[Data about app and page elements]
..........
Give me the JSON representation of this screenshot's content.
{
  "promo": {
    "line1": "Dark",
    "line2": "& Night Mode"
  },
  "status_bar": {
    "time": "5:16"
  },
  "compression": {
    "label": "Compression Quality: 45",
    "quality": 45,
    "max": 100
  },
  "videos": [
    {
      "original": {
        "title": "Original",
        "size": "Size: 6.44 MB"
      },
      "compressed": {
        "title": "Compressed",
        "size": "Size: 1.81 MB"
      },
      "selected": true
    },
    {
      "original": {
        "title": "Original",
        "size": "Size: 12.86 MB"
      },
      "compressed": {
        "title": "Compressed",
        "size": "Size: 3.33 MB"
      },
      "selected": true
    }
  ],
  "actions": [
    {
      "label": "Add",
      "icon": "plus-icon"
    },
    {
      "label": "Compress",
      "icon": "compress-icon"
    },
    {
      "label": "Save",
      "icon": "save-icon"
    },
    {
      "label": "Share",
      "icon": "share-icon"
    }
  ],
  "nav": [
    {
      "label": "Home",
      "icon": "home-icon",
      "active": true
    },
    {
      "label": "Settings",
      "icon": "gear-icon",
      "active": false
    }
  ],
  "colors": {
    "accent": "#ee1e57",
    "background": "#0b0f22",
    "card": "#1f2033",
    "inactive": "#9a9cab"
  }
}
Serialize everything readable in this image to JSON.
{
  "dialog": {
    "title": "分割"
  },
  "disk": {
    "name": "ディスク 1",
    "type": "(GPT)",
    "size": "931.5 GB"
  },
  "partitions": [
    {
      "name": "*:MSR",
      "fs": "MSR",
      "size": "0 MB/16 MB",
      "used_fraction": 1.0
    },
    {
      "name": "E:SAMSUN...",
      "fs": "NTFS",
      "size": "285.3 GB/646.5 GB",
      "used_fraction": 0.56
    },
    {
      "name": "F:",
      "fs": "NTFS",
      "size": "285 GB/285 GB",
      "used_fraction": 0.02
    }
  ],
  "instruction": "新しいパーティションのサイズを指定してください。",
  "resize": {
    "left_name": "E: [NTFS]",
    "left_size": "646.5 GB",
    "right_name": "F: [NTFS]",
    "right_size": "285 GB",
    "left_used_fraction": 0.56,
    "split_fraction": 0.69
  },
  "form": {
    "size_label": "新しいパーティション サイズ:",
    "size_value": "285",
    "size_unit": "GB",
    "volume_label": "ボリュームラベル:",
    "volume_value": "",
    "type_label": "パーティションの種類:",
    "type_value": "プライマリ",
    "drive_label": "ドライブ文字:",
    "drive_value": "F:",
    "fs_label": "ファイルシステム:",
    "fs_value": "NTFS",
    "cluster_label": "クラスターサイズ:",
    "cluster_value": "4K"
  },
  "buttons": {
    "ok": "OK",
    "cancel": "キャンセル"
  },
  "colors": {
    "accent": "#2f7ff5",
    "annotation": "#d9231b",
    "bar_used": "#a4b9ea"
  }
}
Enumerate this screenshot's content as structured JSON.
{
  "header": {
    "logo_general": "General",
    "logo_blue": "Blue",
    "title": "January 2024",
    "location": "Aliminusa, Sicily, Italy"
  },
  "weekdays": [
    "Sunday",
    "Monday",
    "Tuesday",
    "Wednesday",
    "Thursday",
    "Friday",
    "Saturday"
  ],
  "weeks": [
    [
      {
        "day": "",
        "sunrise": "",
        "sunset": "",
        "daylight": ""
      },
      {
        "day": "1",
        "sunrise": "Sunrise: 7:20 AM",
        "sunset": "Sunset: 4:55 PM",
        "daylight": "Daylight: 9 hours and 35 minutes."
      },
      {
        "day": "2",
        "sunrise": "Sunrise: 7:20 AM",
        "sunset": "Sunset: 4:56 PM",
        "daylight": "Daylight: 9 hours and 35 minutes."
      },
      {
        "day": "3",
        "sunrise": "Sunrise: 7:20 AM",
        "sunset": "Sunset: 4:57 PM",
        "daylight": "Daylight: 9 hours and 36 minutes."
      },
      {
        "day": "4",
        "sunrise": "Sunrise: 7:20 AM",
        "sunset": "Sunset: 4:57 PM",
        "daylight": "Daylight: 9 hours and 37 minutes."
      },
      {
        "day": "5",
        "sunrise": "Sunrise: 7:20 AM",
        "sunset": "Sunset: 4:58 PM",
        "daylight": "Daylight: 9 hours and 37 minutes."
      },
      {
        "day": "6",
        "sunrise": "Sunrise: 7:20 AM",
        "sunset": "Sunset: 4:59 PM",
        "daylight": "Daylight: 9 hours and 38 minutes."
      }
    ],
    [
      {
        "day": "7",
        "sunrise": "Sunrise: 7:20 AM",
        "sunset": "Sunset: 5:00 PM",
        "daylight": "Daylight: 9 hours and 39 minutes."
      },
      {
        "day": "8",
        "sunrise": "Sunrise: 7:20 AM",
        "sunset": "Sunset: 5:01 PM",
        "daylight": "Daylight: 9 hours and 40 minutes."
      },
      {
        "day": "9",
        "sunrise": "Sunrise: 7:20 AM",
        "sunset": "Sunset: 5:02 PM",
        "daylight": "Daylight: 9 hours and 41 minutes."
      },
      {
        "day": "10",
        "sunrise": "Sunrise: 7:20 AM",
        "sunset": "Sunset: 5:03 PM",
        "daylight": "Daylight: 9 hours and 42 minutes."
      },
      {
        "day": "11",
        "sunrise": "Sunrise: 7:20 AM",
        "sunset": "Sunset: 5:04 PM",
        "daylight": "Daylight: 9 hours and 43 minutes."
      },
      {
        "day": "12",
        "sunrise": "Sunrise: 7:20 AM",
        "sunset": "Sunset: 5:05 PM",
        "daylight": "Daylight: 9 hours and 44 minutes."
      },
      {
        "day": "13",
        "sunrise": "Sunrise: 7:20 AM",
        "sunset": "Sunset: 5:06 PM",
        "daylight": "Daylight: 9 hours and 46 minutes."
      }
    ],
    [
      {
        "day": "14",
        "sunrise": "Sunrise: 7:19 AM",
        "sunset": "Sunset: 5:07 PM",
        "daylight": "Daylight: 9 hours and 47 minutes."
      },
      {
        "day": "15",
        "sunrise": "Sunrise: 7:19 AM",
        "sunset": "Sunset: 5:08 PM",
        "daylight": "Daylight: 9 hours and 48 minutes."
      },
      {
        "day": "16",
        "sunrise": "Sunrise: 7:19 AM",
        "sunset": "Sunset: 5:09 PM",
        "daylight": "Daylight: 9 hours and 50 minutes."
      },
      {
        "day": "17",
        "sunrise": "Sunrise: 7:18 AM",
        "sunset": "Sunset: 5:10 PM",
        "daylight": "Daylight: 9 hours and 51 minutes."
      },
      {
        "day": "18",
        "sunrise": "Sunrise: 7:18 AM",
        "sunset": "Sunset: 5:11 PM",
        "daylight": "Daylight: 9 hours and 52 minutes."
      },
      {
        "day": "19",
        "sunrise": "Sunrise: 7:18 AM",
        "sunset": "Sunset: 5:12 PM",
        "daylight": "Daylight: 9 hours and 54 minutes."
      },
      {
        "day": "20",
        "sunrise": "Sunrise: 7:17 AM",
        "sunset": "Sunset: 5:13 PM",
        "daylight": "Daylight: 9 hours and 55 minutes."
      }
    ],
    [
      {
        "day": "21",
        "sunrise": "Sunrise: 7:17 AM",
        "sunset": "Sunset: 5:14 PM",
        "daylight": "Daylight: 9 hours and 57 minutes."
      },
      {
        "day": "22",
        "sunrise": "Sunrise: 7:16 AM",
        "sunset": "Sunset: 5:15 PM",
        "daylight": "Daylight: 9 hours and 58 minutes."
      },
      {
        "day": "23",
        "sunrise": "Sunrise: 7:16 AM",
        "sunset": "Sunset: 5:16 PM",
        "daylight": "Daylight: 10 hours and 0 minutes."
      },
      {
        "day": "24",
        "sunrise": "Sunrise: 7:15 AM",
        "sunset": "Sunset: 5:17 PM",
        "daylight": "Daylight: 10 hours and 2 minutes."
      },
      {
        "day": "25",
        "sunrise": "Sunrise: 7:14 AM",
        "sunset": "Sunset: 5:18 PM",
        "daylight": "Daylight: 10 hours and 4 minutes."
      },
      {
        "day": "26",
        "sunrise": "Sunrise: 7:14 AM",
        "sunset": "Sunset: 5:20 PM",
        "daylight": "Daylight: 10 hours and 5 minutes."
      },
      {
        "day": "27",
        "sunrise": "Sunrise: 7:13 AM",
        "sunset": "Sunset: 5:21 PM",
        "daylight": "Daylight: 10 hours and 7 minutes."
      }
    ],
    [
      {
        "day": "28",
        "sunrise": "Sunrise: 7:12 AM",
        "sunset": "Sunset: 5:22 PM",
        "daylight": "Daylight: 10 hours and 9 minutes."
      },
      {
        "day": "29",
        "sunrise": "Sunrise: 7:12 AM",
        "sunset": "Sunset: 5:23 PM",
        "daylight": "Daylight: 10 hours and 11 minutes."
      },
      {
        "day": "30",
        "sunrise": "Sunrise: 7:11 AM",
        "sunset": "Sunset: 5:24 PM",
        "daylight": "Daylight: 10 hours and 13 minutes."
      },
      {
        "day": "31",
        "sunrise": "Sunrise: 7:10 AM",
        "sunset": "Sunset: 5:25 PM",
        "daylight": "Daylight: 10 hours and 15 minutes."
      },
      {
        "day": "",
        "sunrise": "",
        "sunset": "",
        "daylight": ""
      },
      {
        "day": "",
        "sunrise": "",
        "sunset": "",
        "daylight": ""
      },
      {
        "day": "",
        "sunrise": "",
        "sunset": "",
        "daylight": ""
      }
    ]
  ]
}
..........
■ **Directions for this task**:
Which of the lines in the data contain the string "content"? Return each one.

■ **Solution for this exercise**:
Give me the JSON representation of this screenshot's content.
Enumerate this screenshot's content as structured JSON.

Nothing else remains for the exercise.